America's #1 Balance Bike Destination

America's #1 Balance Bike Destination
America's #1 Balance Bike Destination

Tuesday, September 25, 2007

Sandy Martin: Addressing Bob Beal Issues

We received a recent comment from a reader who expresses severe dis-satisfaction with the Bob Beal Road Race. Sandy Martin stumbled upon it and asked that her response be posted here, as follows:
There were supposed to be police on every major corner, there is no way to marshal every drive or side road, I am sorry you felt that I blew you off, I took every comment and added them to the list to make the race better next year. The one road that the police left, which was Switch road, I completely understood as [I later discovered that] there was a fatal [traffic] accident [here previously].. I did not find out till that race was done, or almost done. I did have a talk with the police and we will have more of them next year, or MCRA will have marshals.I do not condone unsafe courses and whenever possible I would correct the problem. As for the arrows, most courses are not even arrowed, I spent 2 hours arrowing that course, and had no complaints about that. Sorry you feel I did not address the issue. Sandy


Anonymous said...

she does good races. But seems the larger loop was harder to marshall. even the video you put up shows a corner with no marshalls and van going through the corner just as you arrive.

solobreak said...

I hope they keep the new course. The bumpy hill gave it character.

Like she said, one of the cops disappeared. And all the races broke up, which makes it tougher unless you have an abundance of pace cars.

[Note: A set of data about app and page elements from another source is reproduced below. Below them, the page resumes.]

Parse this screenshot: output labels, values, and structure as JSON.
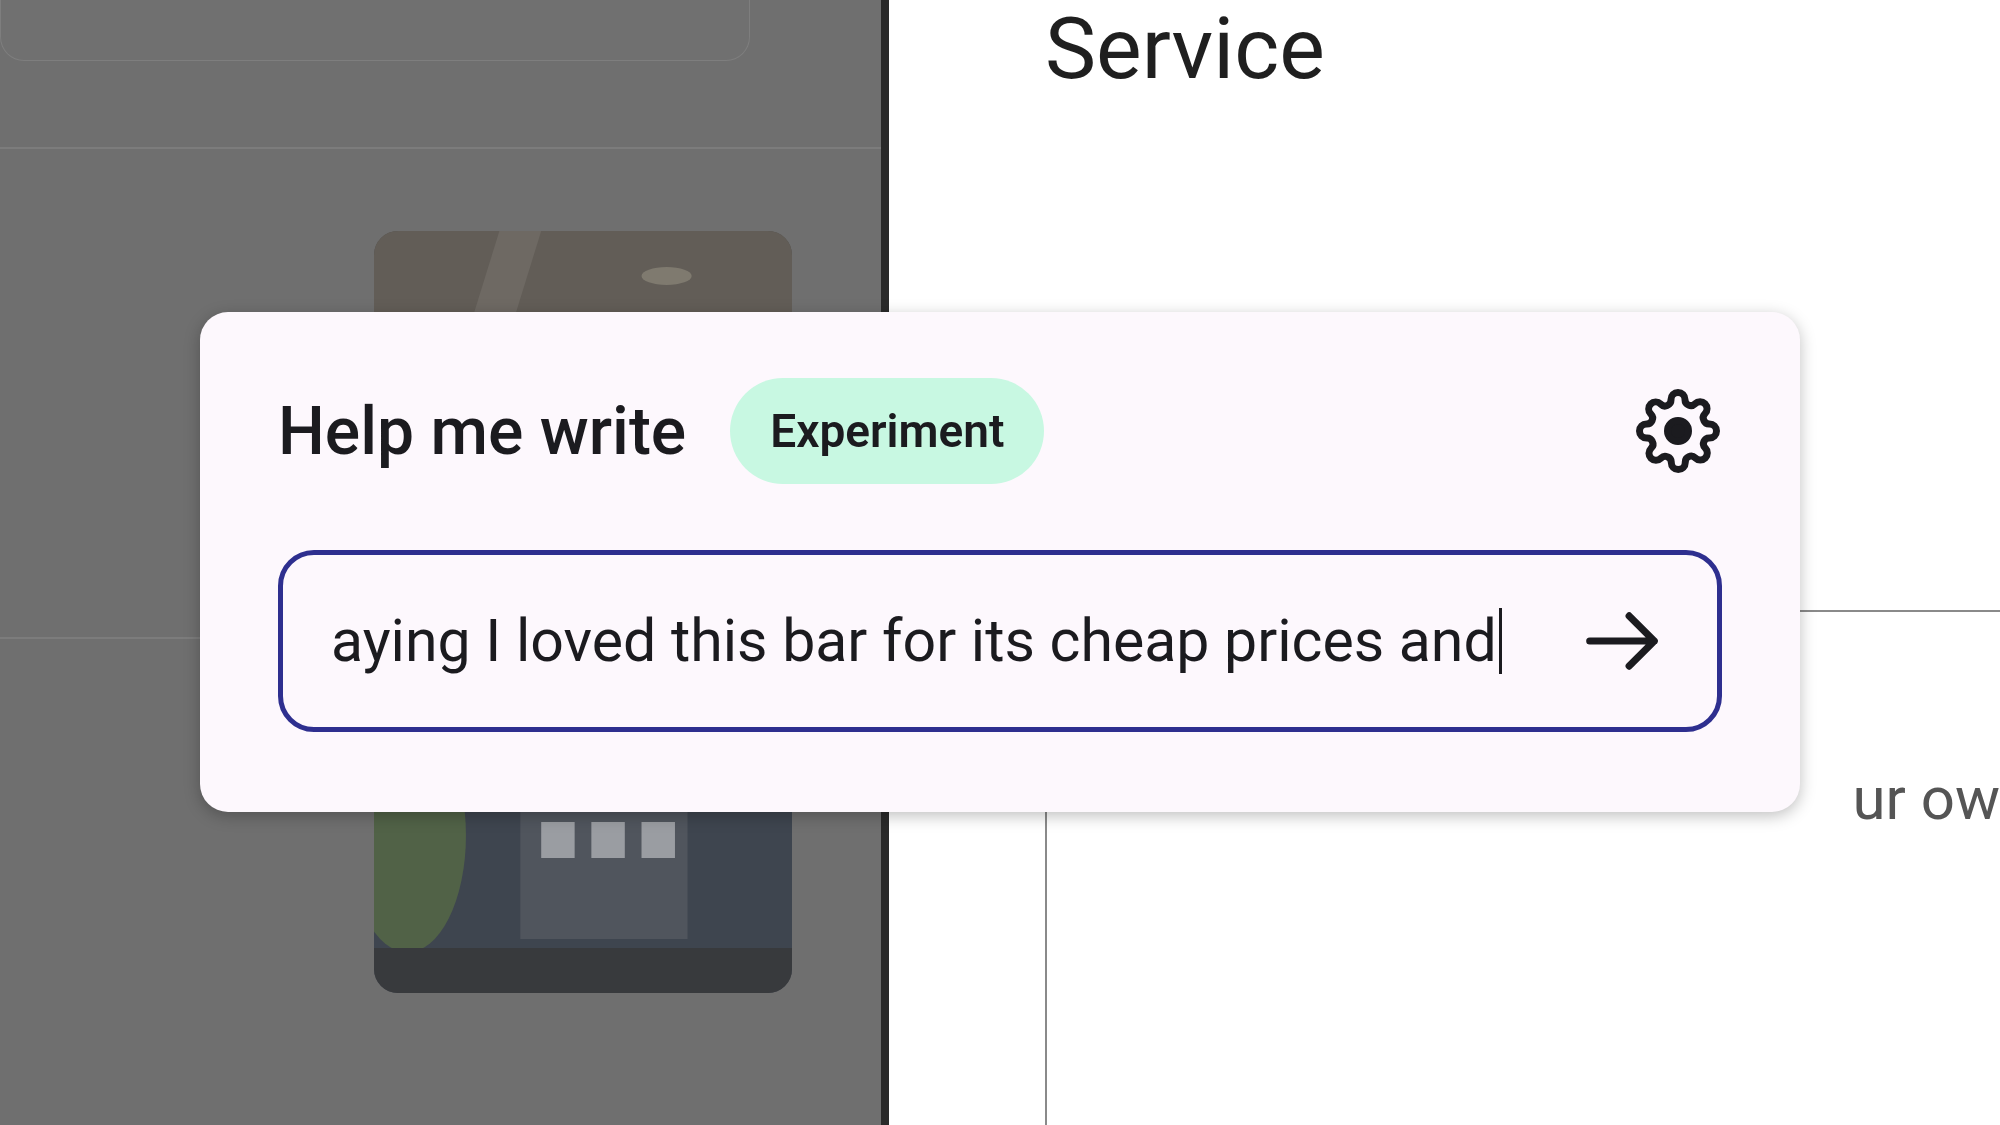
{
  "review": {
    "section_title": "Service",
    "text_area": {
      "partial_text": "ur ow"
    }
  },
  "dialog": {
    "title": "Help me write",
    "badge": "Experiment",
    "prompt_field": {
      "value": "aying I loved this bar for its cheap prices and"
    }
  }
}
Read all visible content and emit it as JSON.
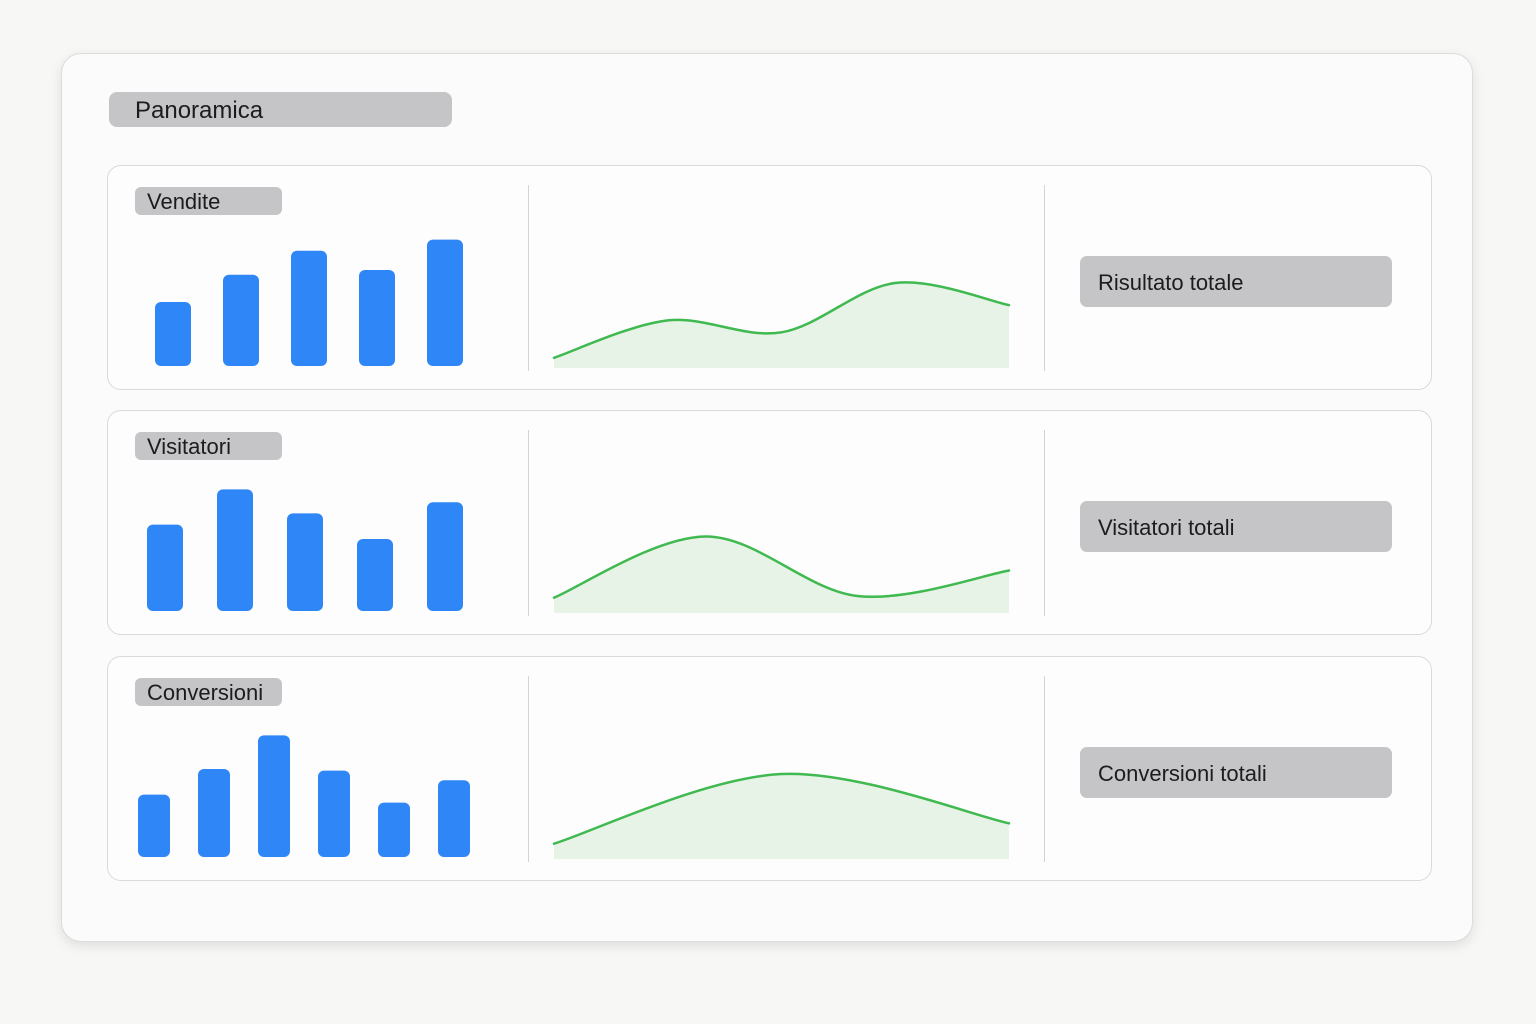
{
  "page": {
    "title": "Panoramica"
  },
  "colors": {
    "bar": "#2f86f6",
    "line": "#3fb950",
    "area": "#e7f3e7",
    "pill": "#c5c5c7"
  },
  "sections": [
    {
      "label": "Vendite",
      "total_label": "Risultato totale",
      "bar_values": [
        4.0,
        5.7,
        7.2,
        6.0,
        7.9
      ],
      "curve_values": [
        0.6,
        2.8,
        2.1,
        5.0,
        3.7
      ]
    },
    {
      "label": "Visitatori",
      "total_label": "Visitatori totali",
      "bar_values": [
        5.4,
        7.6,
        6.1,
        4.5,
        6.8
      ],
      "curve_values": [
        0.9,
        4.5,
        1.0,
        2.5
      ]
    },
    {
      "label": "Conversioni",
      "total_label": "Conversioni totali",
      "bar_values": [
        3.9,
        5.5,
        7.6,
        5.4,
        3.4,
        4.8
      ],
      "curve_values": [
        0.9,
        5.0,
        2.1
      ]
    }
  ]
}
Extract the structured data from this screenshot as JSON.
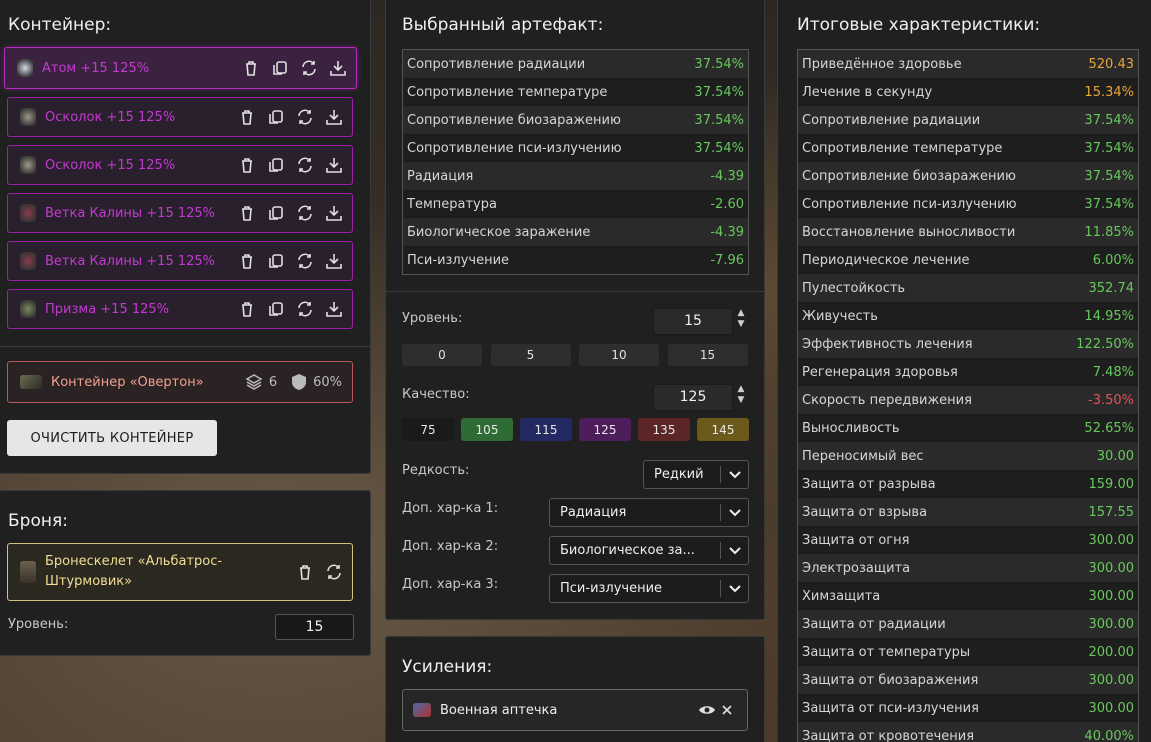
{
  "container": {
    "title": "Контейнер:",
    "artifacts": [
      {
        "name": "Атом +15 125%",
        "icon": "atom-artifact-icon",
        "active": true
      },
      {
        "name": "Осколок +15 125%",
        "icon": "shard-artifact-icon"
      },
      {
        "name": "Осколок +15 125%",
        "icon": "shard-artifact-icon"
      },
      {
        "name": "Ветка Калины +15 125%",
        "icon": "viburnum-branch-icon"
      },
      {
        "name": "Ветка Калины +15 125%",
        "icon": "viburnum-branch-icon"
      },
      {
        "name": "Призма +15 125%",
        "icon": "prism-artifact-icon"
      }
    ],
    "container_item": {
      "name": "Контейнер «Овертон»",
      "slots": "6",
      "protection": "60%"
    },
    "clear_label": "ОЧИСТИТЬ КОНТЕЙНЕР"
  },
  "armor": {
    "title": "Броня:",
    "name": "Бронескелет «Альбатрос-Штурмовик»",
    "level_label": "Уровень:",
    "level_value": "15"
  },
  "selected": {
    "title": "Выбранный артефакт:",
    "stats": [
      {
        "label": "Сопротивление радиации",
        "value": "37.54%",
        "color": "#67c95c"
      },
      {
        "label": "Сопротивление температуре",
        "value": "37.54%",
        "color": "#67c95c"
      },
      {
        "label": "Сопротивление биозаражению",
        "value": "37.54%",
        "color": "#67c95c"
      },
      {
        "label": "Сопротивление пси-излучению",
        "value": "37.54%",
        "color": "#67c95c"
      },
      {
        "label": "Радиация",
        "value": "-4.39",
        "color": "#67c95c"
      },
      {
        "label": "Температура",
        "value": "-2.60",
        "color": "#67c95c"
      },
      {
        "label": "Биологическое заражение",
        "value": "-4.39",
        "color": "#67c95c"
      },
      {
        "label": "Пси-излучение",
        "value": "-7.96",
        "color": "#67c95c"
      }
    ],
    "level_label": "Уровень:",
    "level_value": "15",
    "level_presets": [
      "0",
      "5",
      "10",
      "15"
    ],
    "quality_label": "Качество:",
    "quality_value": "125",
    "quality_presets": [
      {
        "label": "75",
        "color": "#1a1a1a"
      },
      {
        "label": "105",
        "color": "#2e6b35"
      },
      {
        "label": "115",
        "color": "#232a63"
      },
      {
        "label": "125",
        "color": "#4e1d5c"
      },
      {
        "label": "135",
        "color": "#5c2526"
      },
      {
        "label": "145",
        "color": "#6b5a1b"
      }
    ],
    "rarity_label": "Редкость:",
    "rarity_value": "Редкий",
    "extra1_label": "Доп. хар-ка 1:",
    "extra1_value": "Радиация",
    "extra2_label": "Доп. хар-ка 2:",
    "extra2_value": "Биологическое за...",
    "extra3_label": "Доп. хар-ка 3:",
    "extra3_value": "Пси-излучение"
  },
  "boosts": {
    "title": "Усиления:",
    "item": "Военная аптечка"
  },
  "totals": {
    "title": "Итоговые характеристики:",
    "stats": [
      {
        "label": "Приведённое здоровье",
        "value": "520.43",
        "color": "#e9a43a"
      },
      {
        "label": "Лечение в секунду",
        "value": "15.34%",
        "color": "#e9a43a"
      },
      {
        "label": "Сопротивление радиации",
        "value": "37.54%",
        "color": "#67c95c"
      },
      {
        "label": "Сопротивление температуре",
        "value": "37.54%",
        "color": "#67c95c"
      },
      {
        "label": "Сопротивление биозаражению",
        "value": "37.54%",
        "color": "#67c95c"
      },
      {
        "label": "Сопротивление пси-излучению",
        "value": "37.54%",
        "color": "#67c95c"
      },
      {
        "label": "Восстановление выносливости",
        "value": "11.85%",
        "color": "#67c95c"
      },
      {
        "label": "Периодическое лечение",
        "value": "6.00%",
        "color": "#67c95c"
      },
      {
        "label": "Пулестойкость",
        "value": "352.74",
        "color": "#67c95c"
      },
      {
        "label": "Живучесть",
        "value": "14.95%",
        "color": "#67c95c"
      },
      {
        "label": "Эффективность лечения",
        "value": "122.50%",
        "color": "#67c95c"
      },
      {
        "label": "Регенерация здоровья",
        "value": "7.48%",
        "color": "#67c95c"
      },
      {
        "label": "Скорость передвижения",
        "value": "-3.50%",
        "color": "#e05555"
      },
      {
        "label": "Выносливость",
        "value": "52.65%",
        "color": "#67c95c"
      },
      {
        "label": "Переносимый вес",
        "value": "30.00",
        "color": "#67c95c"
      },
      {
        "label": "Защита от разрыва",
        "value": "159.00",
        "color": "#67c95c"
      },
      {
        "label": "Защита от взрыва",
        "value": "157.55",
        "color": "#67c95c"
      },
      {
        "label": "Защита от огня",
        "value": "300.00",
        "color": "#67c95c"
      },
      {
        "label": "Электрозащита",
        "value": "300.00",
        "color": "#67c95c"
      },
      {
        "label": "Химзащита",
        "value": "300.00",
        "color": "#67c95c"
      },
      {
        "label": "Защита от радиации",
        "value": "300.00",
        "color": "#67c95c"
      },
      {
        "label": "Защита от температуры",
        "value": "200.00",
        "color": "#67c95c"
      },
      {
        "label": "Защита от биозаражения",
        "value": "300.00",
        "color": "#67c95c"
      },
      {
        "label": "Защита от пси-излучения",
        "value": "300.00",
        "color": "#67c95c"
      },
      {
        "label": "Защита от кровотечения",
        "value": "40.00%",
        "color": "#67c95c"
      }
    ]
  }
}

Bottom line is that putting on a road race is a huge undertaking. Before anyone criticizes, ask yourself how many road races have you ever marshalled at? We who do the races get all the benefit. The marshalls and the promoter take all the grief from the public. They don't need it from us too.

We are lucky to so many outstanding promoters here in New England. When you head out to the sticks in New York, the races are much smaller an you'll be lucky to have a pace car at some of them.

JB said...

for what it's worth, I generally ignore complaints by anonymous posters, and most criticisms by people who I know don't put in their fair share (via races organized by their team, or marshalling at a random race). That includes myself.

john said...

To expand on SB's comment, one of the great things about the New England scene is the number of road races. I left Boston for San Diego, and in comparison I think there are more road races in Massachusetts alone than in all of Southern California, where we're basically fed a steady diet of industrial park crits and little else. So while I understand the concerns with this particular event, at least try to give promoters credit for the work they do, and don't take for granted what you have.

Anonymous said...

true, if i had never put on a race i would have a shorter platform to criticize from. however, i have worn the shoes of race promoter, of marshall, and of all positions in between. this is the reason for my vexation. i would NEVER have a naked corner in one of my races. not only is there traffic to contend with, but also riders in the group who, as stated earlier, miss the turn with no one there to point the way, only to have some other riders make the turn and cause crashes.

and let me be clear, i'm not at all saying there needs to be marshalls at every "T" intersection or driveway, or multiple pace cars, but there must be a marshall positioned at every turn the race will take.

arrows spraypainted on the roads are useless, epecially when it's raining and your glasses are either grimed up, fogged up, or off, to which your eyeball are then filled with water and road grime. even on a beautiful day, if you're racing properly, looking for arrows on the road should be pretty far from the front of your mind with so many other things to focus on.

there have been plenty of races cancelled due to a lack of marshalls, and in 2001 Sandy, herself, delayed a race by nearly 1/2 hour because a course was absent one marshall (a non-essential one, even by my safety standards, at a "T" intersection on a tiny rural road where the pack would continue to go straight).

yes, the racing scene in new england is perhaps the best in the country, i have raced all over the nation and think this is racing utopia here. a very large part of that is thanks to all the great folks who put on fun, challenging, and safe races. i just want to keep the standard of safety high...and to save myself from breaking too many more bones... and if a racer can't criticize an event on safety issues, what can he/she criticize? if 10 racers crash and come away with broken collarbones due to the negligence of the promoter, there'll be a helluva a lot more grief going around than just on this blog.

it is criticism which makes our sport better, safer, and more fun. one should not take offense to it, but rather use it to educate, change, and improve. and the point of these comments is not to degrade, embarrass, or insult, but rather to make sure that needed changes are made in the future to keep you and all other riders safe. no harm intended, indeed, just the opposite.

keepin' it real.